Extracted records
%%

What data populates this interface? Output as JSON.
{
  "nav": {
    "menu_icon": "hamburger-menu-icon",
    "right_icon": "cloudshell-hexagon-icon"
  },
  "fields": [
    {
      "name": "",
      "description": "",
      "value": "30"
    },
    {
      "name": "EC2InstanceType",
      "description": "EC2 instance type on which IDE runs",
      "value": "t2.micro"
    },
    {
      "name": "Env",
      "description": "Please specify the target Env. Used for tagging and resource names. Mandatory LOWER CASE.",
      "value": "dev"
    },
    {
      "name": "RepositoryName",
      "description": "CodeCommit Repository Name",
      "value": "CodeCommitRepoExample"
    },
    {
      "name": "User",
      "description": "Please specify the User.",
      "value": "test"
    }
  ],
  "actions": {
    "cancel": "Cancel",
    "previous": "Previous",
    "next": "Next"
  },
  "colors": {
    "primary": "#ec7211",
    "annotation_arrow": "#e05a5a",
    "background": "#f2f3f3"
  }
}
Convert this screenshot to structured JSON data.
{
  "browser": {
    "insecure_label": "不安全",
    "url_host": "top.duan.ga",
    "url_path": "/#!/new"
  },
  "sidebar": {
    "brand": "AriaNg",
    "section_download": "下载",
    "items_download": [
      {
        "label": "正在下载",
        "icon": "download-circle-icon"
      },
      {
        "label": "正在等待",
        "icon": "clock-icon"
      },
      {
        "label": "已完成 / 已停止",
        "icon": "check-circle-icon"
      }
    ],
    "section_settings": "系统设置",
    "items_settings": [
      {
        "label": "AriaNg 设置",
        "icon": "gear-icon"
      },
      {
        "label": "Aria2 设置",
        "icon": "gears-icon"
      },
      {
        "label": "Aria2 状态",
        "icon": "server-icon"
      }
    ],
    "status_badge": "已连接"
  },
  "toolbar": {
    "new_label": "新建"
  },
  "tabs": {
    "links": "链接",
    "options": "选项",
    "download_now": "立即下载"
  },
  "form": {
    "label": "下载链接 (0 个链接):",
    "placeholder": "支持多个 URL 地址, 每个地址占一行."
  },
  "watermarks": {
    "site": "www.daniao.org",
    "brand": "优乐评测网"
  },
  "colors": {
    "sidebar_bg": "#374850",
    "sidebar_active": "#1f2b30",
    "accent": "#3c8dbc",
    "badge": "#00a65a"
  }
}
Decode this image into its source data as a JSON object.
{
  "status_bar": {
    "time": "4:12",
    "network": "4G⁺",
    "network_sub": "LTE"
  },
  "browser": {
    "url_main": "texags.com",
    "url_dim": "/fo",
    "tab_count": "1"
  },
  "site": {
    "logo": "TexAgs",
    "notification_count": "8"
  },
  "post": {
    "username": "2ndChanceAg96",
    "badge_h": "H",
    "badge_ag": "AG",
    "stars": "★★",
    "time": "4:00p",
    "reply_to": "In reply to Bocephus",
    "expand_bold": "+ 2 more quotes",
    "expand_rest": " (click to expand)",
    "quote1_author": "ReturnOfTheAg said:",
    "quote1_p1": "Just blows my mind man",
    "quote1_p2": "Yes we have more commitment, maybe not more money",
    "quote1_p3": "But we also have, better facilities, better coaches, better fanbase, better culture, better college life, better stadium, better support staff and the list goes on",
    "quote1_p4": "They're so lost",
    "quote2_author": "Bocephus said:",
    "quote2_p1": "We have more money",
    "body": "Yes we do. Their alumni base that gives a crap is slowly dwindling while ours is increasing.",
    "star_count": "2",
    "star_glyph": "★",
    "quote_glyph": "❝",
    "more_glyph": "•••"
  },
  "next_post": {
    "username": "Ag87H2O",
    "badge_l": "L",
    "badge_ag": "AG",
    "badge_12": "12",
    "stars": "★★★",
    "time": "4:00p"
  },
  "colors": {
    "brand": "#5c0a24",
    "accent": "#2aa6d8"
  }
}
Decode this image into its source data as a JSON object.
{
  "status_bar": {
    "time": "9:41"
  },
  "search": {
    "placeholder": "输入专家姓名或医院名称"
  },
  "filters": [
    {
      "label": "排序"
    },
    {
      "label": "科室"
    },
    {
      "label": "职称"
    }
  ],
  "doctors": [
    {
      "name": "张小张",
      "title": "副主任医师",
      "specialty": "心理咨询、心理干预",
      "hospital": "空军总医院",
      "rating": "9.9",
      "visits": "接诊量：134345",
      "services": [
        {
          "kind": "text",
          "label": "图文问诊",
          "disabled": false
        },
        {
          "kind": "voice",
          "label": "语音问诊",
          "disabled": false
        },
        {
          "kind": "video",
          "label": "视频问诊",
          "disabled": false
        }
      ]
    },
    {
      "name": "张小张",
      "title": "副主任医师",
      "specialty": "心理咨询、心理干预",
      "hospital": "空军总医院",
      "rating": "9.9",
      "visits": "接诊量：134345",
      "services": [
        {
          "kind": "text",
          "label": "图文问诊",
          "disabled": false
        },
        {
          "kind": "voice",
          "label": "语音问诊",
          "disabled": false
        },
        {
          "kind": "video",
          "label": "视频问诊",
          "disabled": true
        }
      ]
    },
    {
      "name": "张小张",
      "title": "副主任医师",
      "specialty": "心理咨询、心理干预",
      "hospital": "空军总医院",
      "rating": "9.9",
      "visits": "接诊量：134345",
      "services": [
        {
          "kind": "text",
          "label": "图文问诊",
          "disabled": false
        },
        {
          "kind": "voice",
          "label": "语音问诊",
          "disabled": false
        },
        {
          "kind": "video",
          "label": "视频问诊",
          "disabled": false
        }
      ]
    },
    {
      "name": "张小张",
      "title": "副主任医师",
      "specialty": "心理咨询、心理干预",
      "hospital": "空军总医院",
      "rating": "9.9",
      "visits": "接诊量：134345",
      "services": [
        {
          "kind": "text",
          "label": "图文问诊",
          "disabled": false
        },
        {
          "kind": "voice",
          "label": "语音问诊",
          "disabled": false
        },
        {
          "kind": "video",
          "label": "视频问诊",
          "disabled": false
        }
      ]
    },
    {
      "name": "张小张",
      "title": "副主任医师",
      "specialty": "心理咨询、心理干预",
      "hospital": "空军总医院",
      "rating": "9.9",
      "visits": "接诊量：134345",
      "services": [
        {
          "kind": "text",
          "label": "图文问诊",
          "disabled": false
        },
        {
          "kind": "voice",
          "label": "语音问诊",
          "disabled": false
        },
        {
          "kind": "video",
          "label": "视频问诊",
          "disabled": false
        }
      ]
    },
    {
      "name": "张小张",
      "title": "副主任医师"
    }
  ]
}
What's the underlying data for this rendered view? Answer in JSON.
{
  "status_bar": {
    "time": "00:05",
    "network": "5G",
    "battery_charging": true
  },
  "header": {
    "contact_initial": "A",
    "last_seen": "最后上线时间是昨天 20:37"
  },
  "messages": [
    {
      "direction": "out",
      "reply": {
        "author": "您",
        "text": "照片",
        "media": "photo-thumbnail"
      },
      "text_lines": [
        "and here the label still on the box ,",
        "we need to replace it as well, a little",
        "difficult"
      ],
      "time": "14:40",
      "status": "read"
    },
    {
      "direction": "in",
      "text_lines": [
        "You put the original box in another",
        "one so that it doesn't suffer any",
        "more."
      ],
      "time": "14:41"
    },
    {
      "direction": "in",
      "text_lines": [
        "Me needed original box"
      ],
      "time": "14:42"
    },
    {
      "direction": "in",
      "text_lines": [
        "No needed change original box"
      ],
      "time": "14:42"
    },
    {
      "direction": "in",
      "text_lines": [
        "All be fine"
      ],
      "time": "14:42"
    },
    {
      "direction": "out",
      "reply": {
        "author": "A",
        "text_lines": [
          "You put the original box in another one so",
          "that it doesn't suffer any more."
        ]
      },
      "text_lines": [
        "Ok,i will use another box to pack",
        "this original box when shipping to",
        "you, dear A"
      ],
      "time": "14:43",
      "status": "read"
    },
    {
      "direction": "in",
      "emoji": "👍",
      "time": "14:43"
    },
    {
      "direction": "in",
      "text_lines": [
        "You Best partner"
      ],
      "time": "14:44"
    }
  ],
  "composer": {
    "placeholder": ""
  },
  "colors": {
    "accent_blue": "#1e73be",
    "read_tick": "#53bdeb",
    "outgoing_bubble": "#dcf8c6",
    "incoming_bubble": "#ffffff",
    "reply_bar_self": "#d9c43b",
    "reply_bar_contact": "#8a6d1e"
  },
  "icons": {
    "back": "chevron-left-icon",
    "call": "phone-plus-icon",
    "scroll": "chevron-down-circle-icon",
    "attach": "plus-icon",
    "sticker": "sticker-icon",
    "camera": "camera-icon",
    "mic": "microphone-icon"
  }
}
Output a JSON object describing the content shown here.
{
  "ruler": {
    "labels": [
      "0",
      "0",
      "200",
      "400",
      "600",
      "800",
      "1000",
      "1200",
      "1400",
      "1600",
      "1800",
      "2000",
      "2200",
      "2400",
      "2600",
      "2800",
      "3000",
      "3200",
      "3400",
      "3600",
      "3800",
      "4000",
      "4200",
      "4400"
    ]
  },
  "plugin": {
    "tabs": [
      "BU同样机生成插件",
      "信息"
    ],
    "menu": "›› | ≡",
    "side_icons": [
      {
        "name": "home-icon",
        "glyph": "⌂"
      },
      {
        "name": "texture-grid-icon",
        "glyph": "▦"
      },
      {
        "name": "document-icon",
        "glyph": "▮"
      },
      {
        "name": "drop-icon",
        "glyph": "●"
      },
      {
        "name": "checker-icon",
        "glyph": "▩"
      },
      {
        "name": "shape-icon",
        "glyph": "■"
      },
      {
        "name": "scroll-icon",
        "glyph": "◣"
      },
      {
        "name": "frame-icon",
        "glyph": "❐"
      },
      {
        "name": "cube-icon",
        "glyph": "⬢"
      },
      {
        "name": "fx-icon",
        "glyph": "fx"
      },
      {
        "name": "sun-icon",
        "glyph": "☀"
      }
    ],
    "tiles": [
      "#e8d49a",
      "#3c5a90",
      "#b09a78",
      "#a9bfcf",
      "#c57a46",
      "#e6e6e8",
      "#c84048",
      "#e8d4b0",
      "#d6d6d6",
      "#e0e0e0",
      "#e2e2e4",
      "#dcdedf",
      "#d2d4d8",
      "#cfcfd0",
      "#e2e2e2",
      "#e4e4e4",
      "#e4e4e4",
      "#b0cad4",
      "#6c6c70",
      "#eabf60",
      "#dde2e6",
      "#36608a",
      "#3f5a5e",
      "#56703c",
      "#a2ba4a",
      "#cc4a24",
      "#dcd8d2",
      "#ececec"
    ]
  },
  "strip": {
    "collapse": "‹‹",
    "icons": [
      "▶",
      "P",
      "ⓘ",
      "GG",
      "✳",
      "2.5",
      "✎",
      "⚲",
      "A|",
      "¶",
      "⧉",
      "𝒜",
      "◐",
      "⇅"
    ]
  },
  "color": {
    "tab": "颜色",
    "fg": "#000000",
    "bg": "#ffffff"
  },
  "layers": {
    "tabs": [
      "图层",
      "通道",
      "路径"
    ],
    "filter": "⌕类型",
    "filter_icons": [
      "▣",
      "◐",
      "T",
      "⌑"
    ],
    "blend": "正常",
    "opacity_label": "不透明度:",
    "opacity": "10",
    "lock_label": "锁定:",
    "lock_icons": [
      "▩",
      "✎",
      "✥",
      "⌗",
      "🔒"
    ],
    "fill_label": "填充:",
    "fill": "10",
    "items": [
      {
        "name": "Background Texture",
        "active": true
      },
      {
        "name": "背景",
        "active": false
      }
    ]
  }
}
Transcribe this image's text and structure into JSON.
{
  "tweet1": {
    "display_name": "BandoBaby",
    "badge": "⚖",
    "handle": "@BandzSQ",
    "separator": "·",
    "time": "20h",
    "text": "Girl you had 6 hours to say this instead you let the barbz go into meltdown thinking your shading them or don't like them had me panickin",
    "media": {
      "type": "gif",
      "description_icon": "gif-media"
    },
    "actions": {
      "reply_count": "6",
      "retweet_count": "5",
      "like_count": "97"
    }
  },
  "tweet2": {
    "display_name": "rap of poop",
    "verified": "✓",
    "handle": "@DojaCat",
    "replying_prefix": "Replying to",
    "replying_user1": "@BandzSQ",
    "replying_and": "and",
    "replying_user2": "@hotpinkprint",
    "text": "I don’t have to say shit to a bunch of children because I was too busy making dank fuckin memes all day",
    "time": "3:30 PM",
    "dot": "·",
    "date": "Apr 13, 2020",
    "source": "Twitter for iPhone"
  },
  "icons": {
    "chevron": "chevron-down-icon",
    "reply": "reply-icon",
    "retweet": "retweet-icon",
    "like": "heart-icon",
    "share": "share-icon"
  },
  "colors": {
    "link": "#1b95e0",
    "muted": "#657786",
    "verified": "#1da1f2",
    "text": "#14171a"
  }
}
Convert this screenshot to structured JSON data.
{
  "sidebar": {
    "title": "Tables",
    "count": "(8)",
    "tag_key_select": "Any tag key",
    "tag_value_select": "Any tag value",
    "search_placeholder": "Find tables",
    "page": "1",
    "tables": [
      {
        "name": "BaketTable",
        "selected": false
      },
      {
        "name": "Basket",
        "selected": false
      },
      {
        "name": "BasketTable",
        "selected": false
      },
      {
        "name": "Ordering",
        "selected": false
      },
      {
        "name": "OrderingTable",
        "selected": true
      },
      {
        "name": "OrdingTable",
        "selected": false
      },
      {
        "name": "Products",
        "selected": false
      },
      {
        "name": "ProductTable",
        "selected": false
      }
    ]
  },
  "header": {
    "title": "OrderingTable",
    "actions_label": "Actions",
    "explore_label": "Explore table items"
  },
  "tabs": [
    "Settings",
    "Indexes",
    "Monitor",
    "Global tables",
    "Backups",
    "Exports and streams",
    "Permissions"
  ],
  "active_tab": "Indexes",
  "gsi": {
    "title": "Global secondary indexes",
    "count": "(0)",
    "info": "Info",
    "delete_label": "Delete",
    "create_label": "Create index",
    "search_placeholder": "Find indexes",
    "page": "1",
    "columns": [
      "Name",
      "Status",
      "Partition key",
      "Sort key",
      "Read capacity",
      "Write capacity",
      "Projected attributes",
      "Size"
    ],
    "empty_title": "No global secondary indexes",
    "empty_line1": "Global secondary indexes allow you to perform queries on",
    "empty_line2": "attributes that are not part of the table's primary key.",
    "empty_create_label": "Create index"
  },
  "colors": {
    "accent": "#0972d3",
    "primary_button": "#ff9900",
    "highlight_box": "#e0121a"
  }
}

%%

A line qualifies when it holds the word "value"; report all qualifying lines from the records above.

      "value": "30"
      "value": "t2.micro"
      "value": "dev"
      "value": "CodeCommitRepoExample"
      "value": "test"
    "tag_value_select": "Any tag value",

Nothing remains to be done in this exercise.